MiHsC also predicts a maximum black hole mass, which agrees with the visible mass of the cosmos, see my paper: http://www.mdpi.com/2075-4434/2/1/81

Alain Coetmeur said...

I have heard of arguments against MiHsC, but strangely I did not understand really if it is working. It is probably a good occasion to precise.

The question is about the symmetry of accelerated referential.

Imagine one body A is fixed in one referential RA, and another body B is accelerating.
what MiHsC says is that from A/RA point of view, inertia of B relative to any quantum interaction is caused by Unruhwave, and damped by rindler horizon, but which Unruh waves and which horizon ?

since A is fixed the horizon is infinite. anyway who cares it is not accelerated relative to RA.
This mean that MiHsC, from RA, consider the Rindler horizon linked to B relative to RA, and the unruh waves cause by B acceleration, to justify that from RA/A B suffering from interactions that A see, does not accelerate infinitely, but shows an apparent inertia...

this is complex but meaningful.

what is strange is that from RA, there is no Unruh waves, no Rindler horizon, but that A from RA when interpreting the laws of physics for B have to project "à la Actor's Studio" into B shoes.

it is even strange as if you consider from RB, in B shoes, there is no Unruh waves, Rindler horizon for B, ... and that way, you consider A suffers from unruhwaves and Rindler's horizon...
I missed something.

Mike McCulloch said...

Dear Alain,

Good question. What is missing is that you cannot say that A is fixed and B is accelerating or vice versa, since there's no absolute space. Only acceleration relative to other bodies is meaningful. I tried to explain it here:


AdamW said...

Inertial forces can become quite large. I find it counterintuitive that these can be caused by radiation pressure, and yet we can't detect this radiation. Can you give me a handle on this?

Mike McCulloch said...

A detailed derivation is in my 2013 paper in EPL, see below, but here's a quick version I've just scribbled.. Imagine a particle of Planck length (l) suddenly with acceleration a. The wavelength of Unruh radiation it alone sees, L, is


We know that E=hc/L so


This is the Unruh energy field seen only by the accelerating particle.
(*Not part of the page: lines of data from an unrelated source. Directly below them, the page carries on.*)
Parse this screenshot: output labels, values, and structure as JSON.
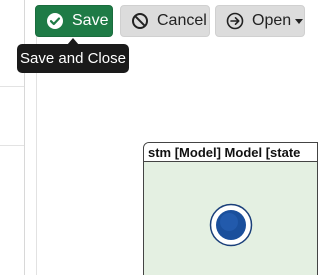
{
  "toolbar": {
    "save_label": "Save",
    "cancel_label": "Cancel",
    "open_label": "Open",
    "save_color": "#1e7b46"
  },
  "tooltip": {
    "text": "Save and Close"
  },
  "diagram": {
    "frame_title": "stm [Model] Model [state",
    "frame_fill": "#e4f0e2",
    "initial_state_color": "#1a4f9c"
  },
  "icons": {
    "save": "check-circle-icon",
    "cancel": "ban-icon",
    "open": "arrow-circle-right-icon",
    "open_menu": "caret-down-icon"
  }
}
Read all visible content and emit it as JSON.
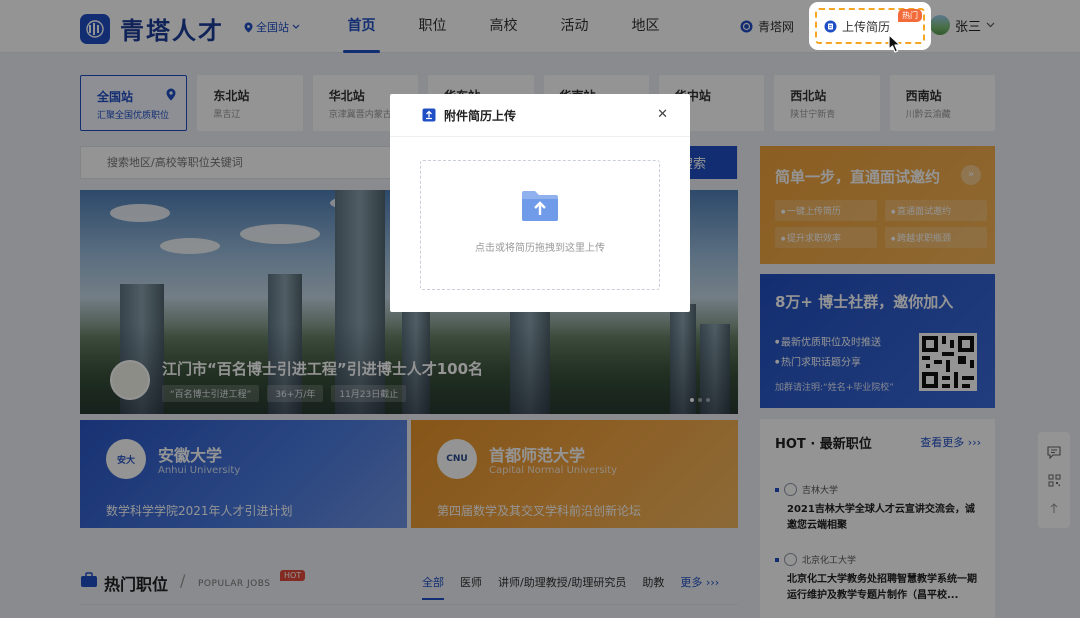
{
  "header": {
    "logo_text": "青塔人才",
    "station_select": "全国站",
    "nav": [
      "首页",
      "职位",
      "高校",
      "活动",
      "地区"
    ],
    "site_link": "青塔网",
    "upload_label": "上传简历",
    "upload_hot": "热门",
    "user_name": "张三"
  },
  "stations": [
    {
      "name": "全国站",
      "sub": "汇聚全国优质职位"
    },
    {
      "name": "东北站",
      "sub": "黑吉辽"
    },
    {
      "name": "华北站",
      "sub": "京津冀晋内蒙古"
    },
    {
      "name": "华东站",
      "sub": ""
    },
    {
      "name": "华南站",
      "sub": ""
    },
    {
      "name": "华中站",
      "sub": ""
    },
    {
      "name": "西北站",
      "sub": "陕甘宁新青"
    },
    {
      "name": "西南站",
      "sub": "川黔云渝藏"
    }
  ],
  "search": {
    "placeholder": "搜索地区/高校等职位关键词",
    "button": "搜索"
  },
  "banner": {
    "badge": "",
    "title": "江门市“百名博士引进工程”引进博士人才100名",
    "tags": [
      "“百名博士引进工程”",
      "36+万/年",
      "11月23日截止"
    ]
  },
  "uni_cards": [
    {
      "emblem": "安大",
      "name": "安徽大学",
      "en": "Anhui University",
      "desc": "数学科学学院2021年人才引进计划"
    },
    {
      "emblem": "CNU",
      "name": "首都师范大学",
      "en": "Capital Normal University",
      "desc": "第四届数学及其交叉学科前沿创新论坛"
    }
  ],
  "hot_jobs": {
    "title": "热门职位",
    "en": "POPULAR JOBS",
    "hot": "HOT",
    "tabs": [
      "全部",
      "医师",
      "讲师/助理教授/助理研究员",
      "助教"
    ],
    "more": "更多 ›››"
  },
  "side_orange": {
    "title": "简单一步，直通面试邀约",
    "items": [
      "一键上传简历",
      "直通面试邀约",
      "提升求职效率",
      "跨越求职瓶颈"
    ]
  },
  "side_blue": {
    "title": "8万+ 博士社群，邀你加入",
    "items": [
      "最新优质职位及时推送",
      "热门求职话题分享"
    ],
    "note": "加群请注明:“姓名+毕业院校”"
  },
  "latest": {
    "title": "HOT · 最新职位",
    "more": "查看更多 ›››",
    "items": [
      {
        "school": "吉林大学",
        "text": "2021吉林大学全球人才云宣讲交流会，诚邀您云端相聚"
      },
      {
        "school": "北京化工大学",
        "text": "北京化工大学教务处招聘智慧教学系统一期运行维护及教学专题片制作（昌平校..."
      }
    ]
  },
  "modal": {
    "title": "附件简历上传",
    "drop_text": "点击或将简历拖拽到这里上传"
  },
  "colors": {
    "primary": "#1f4fc4",
    "accent": "#f0a23b",
    "hot": "#e24a3b"
  }
}
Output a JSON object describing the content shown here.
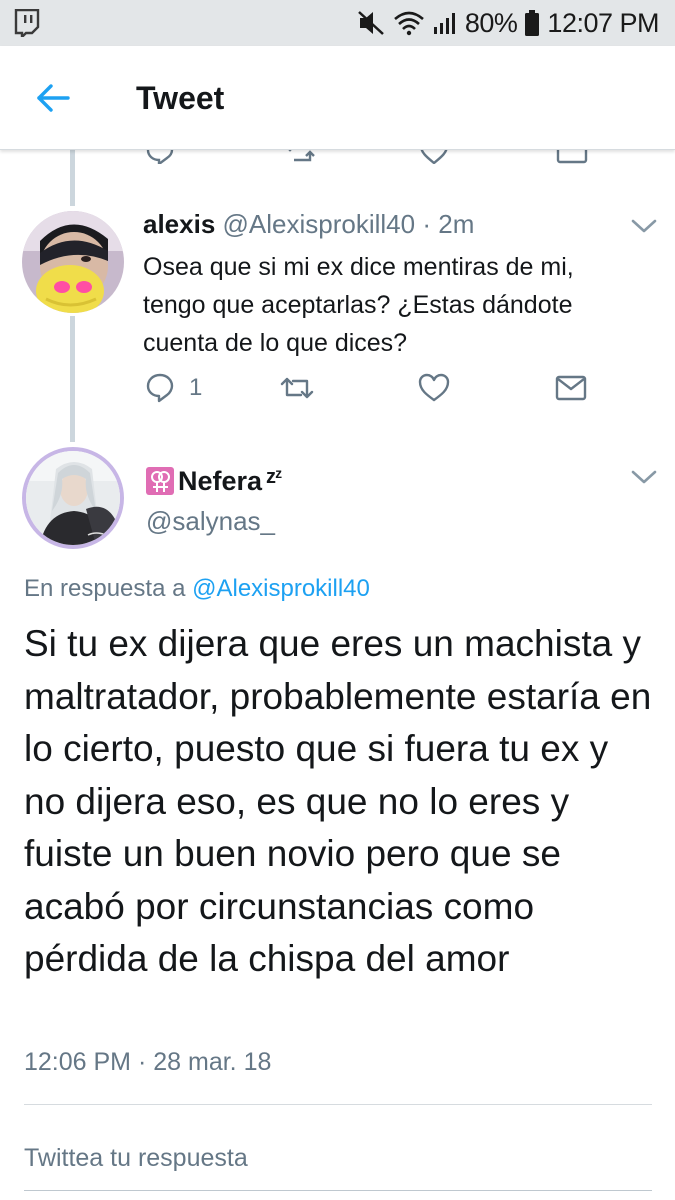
{
  "status_bar": {
    "battery": "80%",
    "time": "12:07 PM"
  },
  "header": {
    "title": "Tweet"
  },
  "reply_tweet": {
    "name": "alexis",
    "handle": "@Alexisprokill40",
    "separator": "·",
    "age": "2m",
    "text": "Osea que si mi ex dice mentiras de mi, tengo que aceptarlas? ¿Estas dándote cuenta de lo que dices?",
    "reply_count": "1"
  },
  "main_tweet": {
    "name": "Nefera",
    "name_suffix": "zᶻ",
    "handle": "@salynas_",
    "reply_prefix": "En respuesta a",
    "reply_to": "@Alexisprokill40",
    "text": "Si tu ex dijera que eres un machista y maltratador, probablemente estaría en lo cierto, puesto que si fuera tu ex y no dijera eso, es que no lo eres y fuiste un buen novio pero que se acabó por circunstancias como pérdida de la chispa del amor",
    "time": "12:06 PM",
    "date": "28 mar. 18"
  },
  "composer": {
    "placeholder": "Twittea tu respuesta"
  },
  "colors": {
    "accent": "#1da1f2",
    "secondary_text": "#657786",
    "thread_line": "#ccd6dd"
  },
  "icons": [
    "app-notification-icon",
    "mute-icon",
    "wifi-icon",
    "signal-icon",
    "battery-icon",
    "back-arrow-icon",
    "reply-icon",
    "retweet-icon",
    "like-icon",
    "message-icon",
    "chevron-down-icon",
    "female-symbol-icon"
  ]
}
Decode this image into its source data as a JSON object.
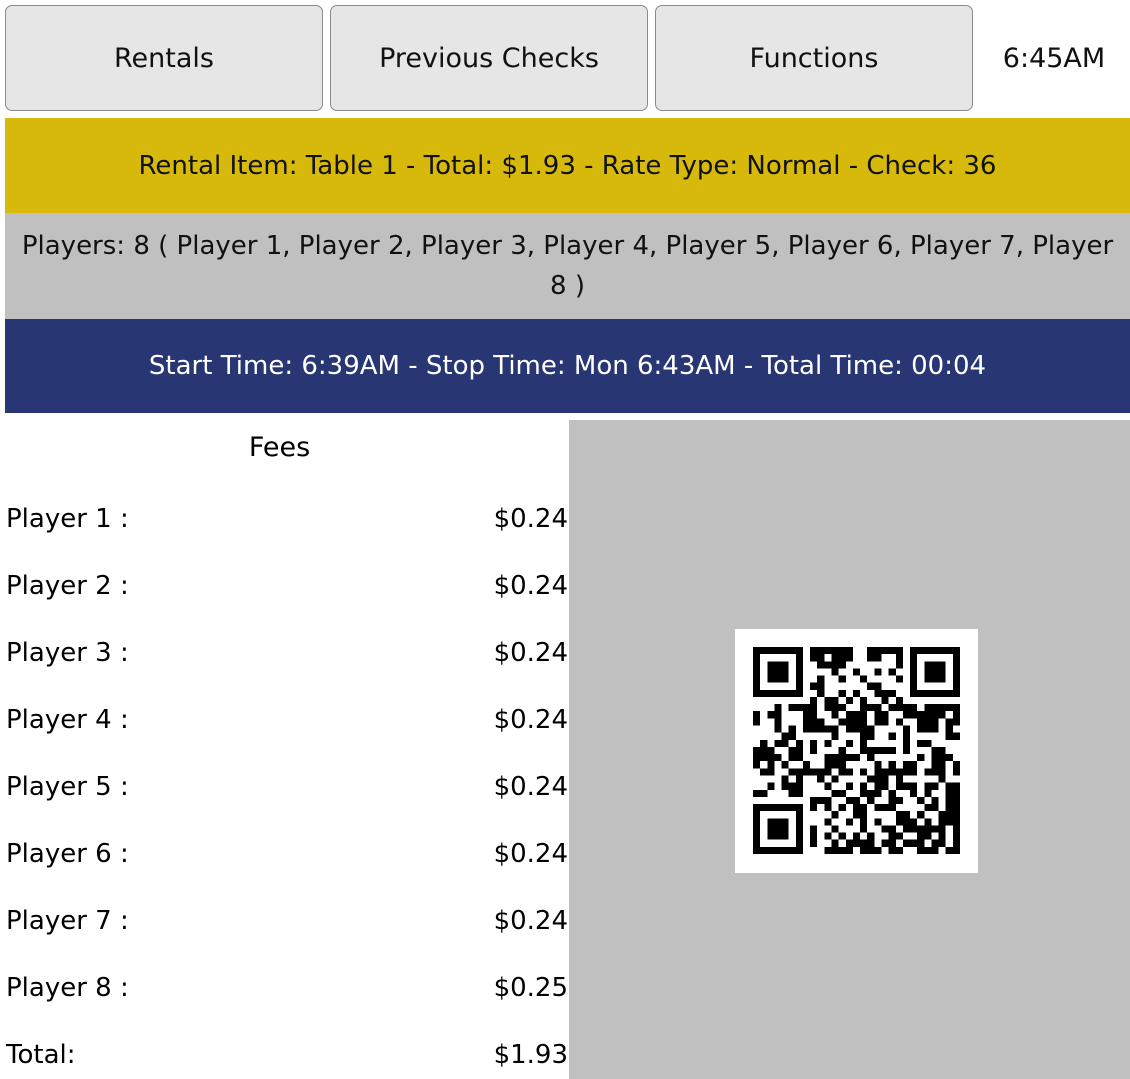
{
  "header": {
    "rentals_label": "Rentals",
    "previous_checks_label": "Previous Checks",
    "functions_label": "Functions",
    "time": "6:45AM"
  },
  "rental_info": "Rental Item: Table 1 - Total: $1.93 - Rate Type: Normal - Check: 36",
  "players_info": "Players: 8 ( Player 1, Player 2, Player 3, Player 4, Player 5, Player 6, Player 7, Player 8 )",
  "time_info": "Start Time: 6:39AM - Stop Time: Mon 6:43AM - Total Time: 00:04",
  "fees": {
    "title": "Fees",
    "rows": [
      {
        "label": "Player 1 :",
        "amount": "$0.24"
      },
      {
        "label": "Player 2 :",
        "amount": "$0.24"
      },
      {
        "label": "Player 3 :",
        "amount": "$0.24"
      },
      {
        "label": "Player 4 :",
        "amount": "$0.24"
      },
      {
        "label": "Player 5 :",
        "amount": "$0.24"
      },
      {
        "label": "Player 6 :",
        "amount": "$0.24"
      },
      {
        "label": "Player 7 :",
        "amount": "$0.24"
      },
      {
        "label": "Player 8 :",
        "amount": "$0.25"
      }
    ],
    "total_label": "Total:",
    "total_amount": "$1.93"
  },
  "colors": {
    "rental_bar": "#d6b90a",
    "players_bar": "#c0c0c0",
    "time_bar": "#283674",
    "button_bg": "#e6e6e6"
  }
}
The waves are typically light years long for any reasonable acceleration so we can't detect them with present technology. MiHsC says that in the space the particle is accelerating away from, a relativistic horizon forms which damps this energy. So the energy density in front is E=ha/8c and behind it is E=0. The force, from the gradient across the particle of length l is then

F=dE/dx = ha/8cl = (h/8cl) x a

This is Newton's 2nd law F=ma, for which m=h/8cl = 1.7x10^-8 kg. This is close to the Planck mass 2.2x10^-8 kg as expected for a Planck length particle (not quite right due to the crudity of this derivation).

The full derivation was published as McCulloch, 2013, EPL, 101, 59001 (https://arxiv.org/abs/1302.2775) and some errors were ironed out in Gine and McCulloch, 2016, MPL-A, 31, 17, 1650107.

Jack Cole said...

Here is a new paper with null results on the search for dark matter.


AdamW said...

Wow; thanks for that. So the energy gradient IS tiny, but division by the Planck length brings it back to a macroscopic scale...
Presumably this then predicts high weirdness whenever the particles start to get nonlocal: superconductors, superfluids, Bose-Einstein condensates...?